His story is far less tragic than those involved in the assassination. His involvement in Booth’s assassination is a shocking revelation. This contradicts the image that Mudd was portrayed as a kind country doctor, who became embroiled in an unplanned murder. The current perception of an innocent Dr. Mudd is largely due to the tireless efforts of his grandson, Dr. Richard Dyer Mudd, who has struggled for seventy years to clear his grandfather’s name and officially expunge the findings of the military tribunal that convicted him. He has been able to bring his grandfather’s efforts closer to success over the past 20 years. Last modified by Lierin Mobley, Albuquerque (USA) 39 days ago

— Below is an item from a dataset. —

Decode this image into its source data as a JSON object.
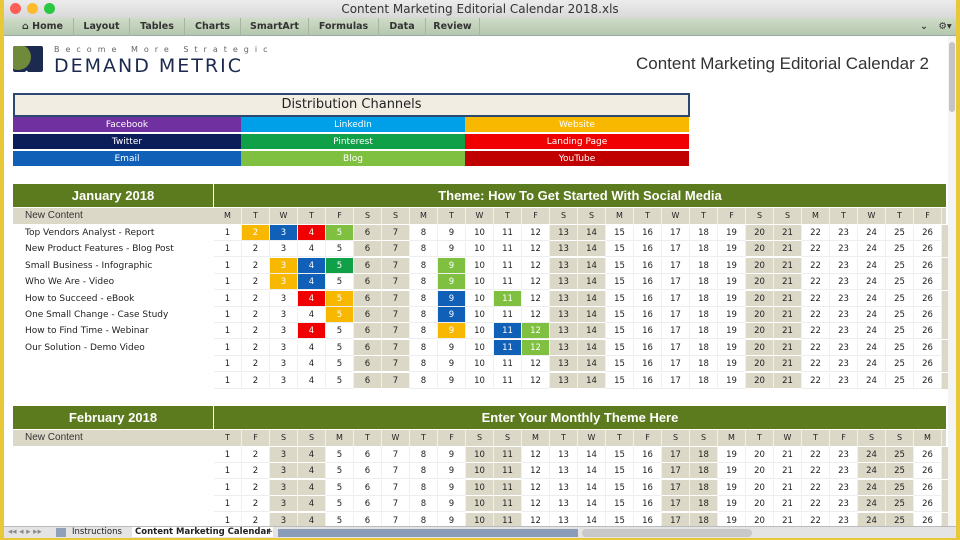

Further to the above, how well Booth and Mudd knew each other on that night, how much Mudd knew about the conspiracy against the president, and whether Mudd was aware of the assassination when he treated Booth’s broken leg have all been subjects of debate for more than 150 years. In the days that followed, however, Mudd’s strange behaviourr and inconsistent stories raised the suspicions of the authorities, who connected him to a ring of Confederate sympathizers involved in the murder. A third party testimony linking Mudd and Booth convinced a military tribunal that Booth was a conspirator. Jessica Nelson (Enshi, China) completed the amendment on December 31, 2020